Domestic Restrictions Relaxed, Government Aims To Curb Infections, Not Eliminate Them Skip to content
Minister of Health Svandís Svavarsdóttir
Photo: Ministry of Health. Minister of Health Svandís Svavarsdóttir.

Domestic Restrictions Relaxed, Government Aims To Curb Infections, Not Eliminate Them

Rapid tests will make events up to 500 people possible and swimming pools and gyms will be allowed to operate at 100% capacity. These are the most notable changes to infection prevention regulations that will take effect next Saturday. Steps are being taken to relax infection prevention restrictions slowly, Minister of Health Svandís Svavarsdóttir stated after the government’s meeting this morning.

While the general rule states that gatherings will continue to be limited to 200 people or fewer, cultural and sporting events will be allowed to have up to 500 people provided they present results from rapid tests upon entry. The country’s largest theatres, concert halls and sports federation will be consulted on how best to implement the new rules. Swimming pools and gyms will be allowed to operate at full capacity instead of the former 75% and restaurants will be able to seat up to 200 people.

The changes to infection prevention restrictions are based on suggestions from Chief Epidemiologist Þórólfur Guðnason. He suggests relaxing restrictions as the current wave of the pandemic appears to be slowly receding and the situation at the National Hospital seems to be under control at the moment, due to precautions taken within the hospital and the healthcare system in general, Svandís states. According to the Minister, the new restrictions follow the Chief Epidemiologist’s suggestions exactly.

The government’s press release notes that regulations on quarantines were amended in the past week to make them less burdensome and new regulations allowing the use of self-tests took effect.

The press release also noted that curbing the spread of infections seems to be the most desirable and most responsible way to get Iceland out of the COVID-19 emergency situation. Instead of eliminating infections with harsh restrictions or allowing the virus to run rampant, steps will be taken to reduce the number of infections while allowing society to operate as close to normal as possible. They state that this method is mostly in line with the Chief Epidemiologist’s recommendations.

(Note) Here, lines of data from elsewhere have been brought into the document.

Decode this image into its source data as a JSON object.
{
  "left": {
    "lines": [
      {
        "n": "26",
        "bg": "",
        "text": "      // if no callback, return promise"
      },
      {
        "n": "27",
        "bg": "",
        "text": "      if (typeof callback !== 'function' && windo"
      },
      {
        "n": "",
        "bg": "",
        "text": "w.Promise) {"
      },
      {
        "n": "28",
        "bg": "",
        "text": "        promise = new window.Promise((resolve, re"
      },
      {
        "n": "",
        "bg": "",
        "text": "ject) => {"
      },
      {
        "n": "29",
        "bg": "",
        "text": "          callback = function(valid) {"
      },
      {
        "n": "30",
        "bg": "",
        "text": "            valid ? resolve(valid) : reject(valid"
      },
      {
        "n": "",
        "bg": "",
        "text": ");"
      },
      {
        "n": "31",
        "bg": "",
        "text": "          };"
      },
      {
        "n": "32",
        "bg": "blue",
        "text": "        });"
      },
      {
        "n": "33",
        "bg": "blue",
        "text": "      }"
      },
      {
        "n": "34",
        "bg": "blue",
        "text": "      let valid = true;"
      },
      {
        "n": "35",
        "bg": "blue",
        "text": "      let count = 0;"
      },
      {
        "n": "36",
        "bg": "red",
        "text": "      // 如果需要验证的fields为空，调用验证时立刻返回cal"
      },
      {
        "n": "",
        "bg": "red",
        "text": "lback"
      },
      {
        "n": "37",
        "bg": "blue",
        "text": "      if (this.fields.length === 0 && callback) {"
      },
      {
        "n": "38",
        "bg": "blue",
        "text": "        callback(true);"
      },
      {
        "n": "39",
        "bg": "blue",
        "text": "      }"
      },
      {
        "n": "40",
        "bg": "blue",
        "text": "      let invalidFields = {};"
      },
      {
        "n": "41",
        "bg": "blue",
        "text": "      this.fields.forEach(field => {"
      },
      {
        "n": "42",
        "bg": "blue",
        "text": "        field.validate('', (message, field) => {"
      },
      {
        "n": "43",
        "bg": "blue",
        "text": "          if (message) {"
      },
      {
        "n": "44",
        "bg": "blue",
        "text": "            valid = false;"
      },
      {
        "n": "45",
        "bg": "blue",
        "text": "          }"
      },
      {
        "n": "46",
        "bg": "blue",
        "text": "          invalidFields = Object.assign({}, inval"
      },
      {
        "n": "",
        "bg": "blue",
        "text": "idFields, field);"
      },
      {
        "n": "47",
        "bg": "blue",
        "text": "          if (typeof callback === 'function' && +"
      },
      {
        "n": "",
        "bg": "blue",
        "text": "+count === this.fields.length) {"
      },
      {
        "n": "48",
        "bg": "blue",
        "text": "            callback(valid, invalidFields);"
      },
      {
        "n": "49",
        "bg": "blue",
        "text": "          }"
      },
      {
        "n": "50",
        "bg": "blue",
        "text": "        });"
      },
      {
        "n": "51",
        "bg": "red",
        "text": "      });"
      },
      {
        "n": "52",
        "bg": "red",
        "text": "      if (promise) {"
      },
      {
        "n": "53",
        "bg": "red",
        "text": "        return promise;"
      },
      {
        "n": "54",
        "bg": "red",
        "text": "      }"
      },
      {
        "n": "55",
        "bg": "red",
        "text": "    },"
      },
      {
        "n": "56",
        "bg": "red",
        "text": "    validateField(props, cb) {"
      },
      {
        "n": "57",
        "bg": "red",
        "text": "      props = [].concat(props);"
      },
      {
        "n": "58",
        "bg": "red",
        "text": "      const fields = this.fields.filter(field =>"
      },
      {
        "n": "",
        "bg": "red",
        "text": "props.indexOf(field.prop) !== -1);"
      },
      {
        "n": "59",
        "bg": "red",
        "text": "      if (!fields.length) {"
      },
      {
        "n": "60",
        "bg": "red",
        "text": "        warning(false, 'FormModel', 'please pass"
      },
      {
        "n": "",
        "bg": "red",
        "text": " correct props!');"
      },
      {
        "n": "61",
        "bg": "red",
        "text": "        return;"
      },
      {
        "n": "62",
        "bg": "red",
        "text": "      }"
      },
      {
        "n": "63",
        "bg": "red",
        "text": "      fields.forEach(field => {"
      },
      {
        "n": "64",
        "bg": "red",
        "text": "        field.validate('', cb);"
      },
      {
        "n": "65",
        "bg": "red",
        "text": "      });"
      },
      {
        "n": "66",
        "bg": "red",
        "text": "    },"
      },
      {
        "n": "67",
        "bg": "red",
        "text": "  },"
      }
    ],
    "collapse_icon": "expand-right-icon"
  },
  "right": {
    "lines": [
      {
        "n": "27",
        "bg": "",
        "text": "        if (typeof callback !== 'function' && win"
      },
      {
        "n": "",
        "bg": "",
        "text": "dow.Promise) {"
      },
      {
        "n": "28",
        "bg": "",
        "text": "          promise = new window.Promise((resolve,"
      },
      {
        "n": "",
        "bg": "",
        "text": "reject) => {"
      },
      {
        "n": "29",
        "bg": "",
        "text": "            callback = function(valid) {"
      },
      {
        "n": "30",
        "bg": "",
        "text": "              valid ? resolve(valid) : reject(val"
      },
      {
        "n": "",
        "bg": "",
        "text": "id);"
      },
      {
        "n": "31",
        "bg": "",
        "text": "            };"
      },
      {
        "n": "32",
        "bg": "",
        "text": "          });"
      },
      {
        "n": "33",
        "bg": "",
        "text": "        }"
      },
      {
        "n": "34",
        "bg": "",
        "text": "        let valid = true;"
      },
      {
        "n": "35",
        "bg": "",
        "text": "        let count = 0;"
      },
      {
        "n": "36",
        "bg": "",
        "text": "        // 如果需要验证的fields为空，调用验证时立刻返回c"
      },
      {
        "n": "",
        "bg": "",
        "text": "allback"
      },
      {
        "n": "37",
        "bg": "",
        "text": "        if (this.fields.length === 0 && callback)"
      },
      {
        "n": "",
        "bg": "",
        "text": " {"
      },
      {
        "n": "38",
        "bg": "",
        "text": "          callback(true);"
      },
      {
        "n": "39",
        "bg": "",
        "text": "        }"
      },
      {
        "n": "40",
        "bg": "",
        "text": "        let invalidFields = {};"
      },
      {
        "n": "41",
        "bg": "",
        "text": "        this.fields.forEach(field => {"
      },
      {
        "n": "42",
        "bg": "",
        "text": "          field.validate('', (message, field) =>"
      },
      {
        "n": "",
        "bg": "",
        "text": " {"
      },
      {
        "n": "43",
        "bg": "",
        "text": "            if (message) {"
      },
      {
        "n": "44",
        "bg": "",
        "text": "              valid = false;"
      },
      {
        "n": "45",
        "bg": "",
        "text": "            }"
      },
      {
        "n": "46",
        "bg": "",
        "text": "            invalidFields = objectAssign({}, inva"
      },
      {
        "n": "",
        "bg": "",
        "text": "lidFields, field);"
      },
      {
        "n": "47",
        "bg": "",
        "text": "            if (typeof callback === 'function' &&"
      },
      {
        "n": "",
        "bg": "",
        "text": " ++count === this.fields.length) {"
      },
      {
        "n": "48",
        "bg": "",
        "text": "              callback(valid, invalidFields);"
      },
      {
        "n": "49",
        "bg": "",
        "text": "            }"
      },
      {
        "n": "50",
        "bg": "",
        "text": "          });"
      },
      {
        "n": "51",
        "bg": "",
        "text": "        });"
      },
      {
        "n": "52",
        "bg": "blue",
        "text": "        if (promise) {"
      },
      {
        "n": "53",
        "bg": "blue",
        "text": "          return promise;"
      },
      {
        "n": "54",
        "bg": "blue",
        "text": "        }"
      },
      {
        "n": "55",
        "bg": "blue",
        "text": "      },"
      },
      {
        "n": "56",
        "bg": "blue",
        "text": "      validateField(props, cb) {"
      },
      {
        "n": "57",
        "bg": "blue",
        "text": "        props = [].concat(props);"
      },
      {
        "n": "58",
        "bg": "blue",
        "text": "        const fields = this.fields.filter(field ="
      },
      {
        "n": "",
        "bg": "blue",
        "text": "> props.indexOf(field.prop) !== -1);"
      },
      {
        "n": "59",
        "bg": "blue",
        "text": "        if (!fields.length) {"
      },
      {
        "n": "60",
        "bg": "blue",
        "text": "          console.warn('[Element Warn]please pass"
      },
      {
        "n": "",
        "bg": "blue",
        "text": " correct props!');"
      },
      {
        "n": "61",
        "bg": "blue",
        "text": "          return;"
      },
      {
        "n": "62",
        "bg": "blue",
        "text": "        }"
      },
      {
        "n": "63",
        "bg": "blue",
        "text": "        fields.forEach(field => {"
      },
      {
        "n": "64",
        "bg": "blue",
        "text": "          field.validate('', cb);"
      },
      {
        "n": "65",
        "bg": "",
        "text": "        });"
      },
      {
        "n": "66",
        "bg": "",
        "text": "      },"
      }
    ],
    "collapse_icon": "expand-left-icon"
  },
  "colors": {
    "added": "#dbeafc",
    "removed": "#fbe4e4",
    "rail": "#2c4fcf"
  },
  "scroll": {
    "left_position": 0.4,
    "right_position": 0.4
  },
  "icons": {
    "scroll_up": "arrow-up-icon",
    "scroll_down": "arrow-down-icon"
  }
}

The Chief Epidemiologist’s data shows that the likelihood of infection among unvaccinated individuals is twice that of vaccinated individuals. Unvaccinated people are also four times more likely to require hospitalization and six or seven times more likely to land in the ICU. They come to the conclusion that widespread vaccinations in Iceland has tempered the spread of infection but in particular, hindered serious illnesses from the virus.

Currently, 71% of Iceland’s total population is fully vaccinated and 75.4 % have received at least one shot of the vaccine. Children under the age of 12 are not eligible for vaccination but vaccinations for children aged 12-16 began last week.

The new restrictions will take effect Saturday, August 28 and will be in effect for three weeks.

Sign up for our weekly newsletter

Get news from Iceland, photos, and in-depth stories delivered to your inbox every week!

* indicates required

Subscribe to Iceland Review

In-depth stories and high-quality photography showcasing life in Iceland!

Share article


Recommended Posts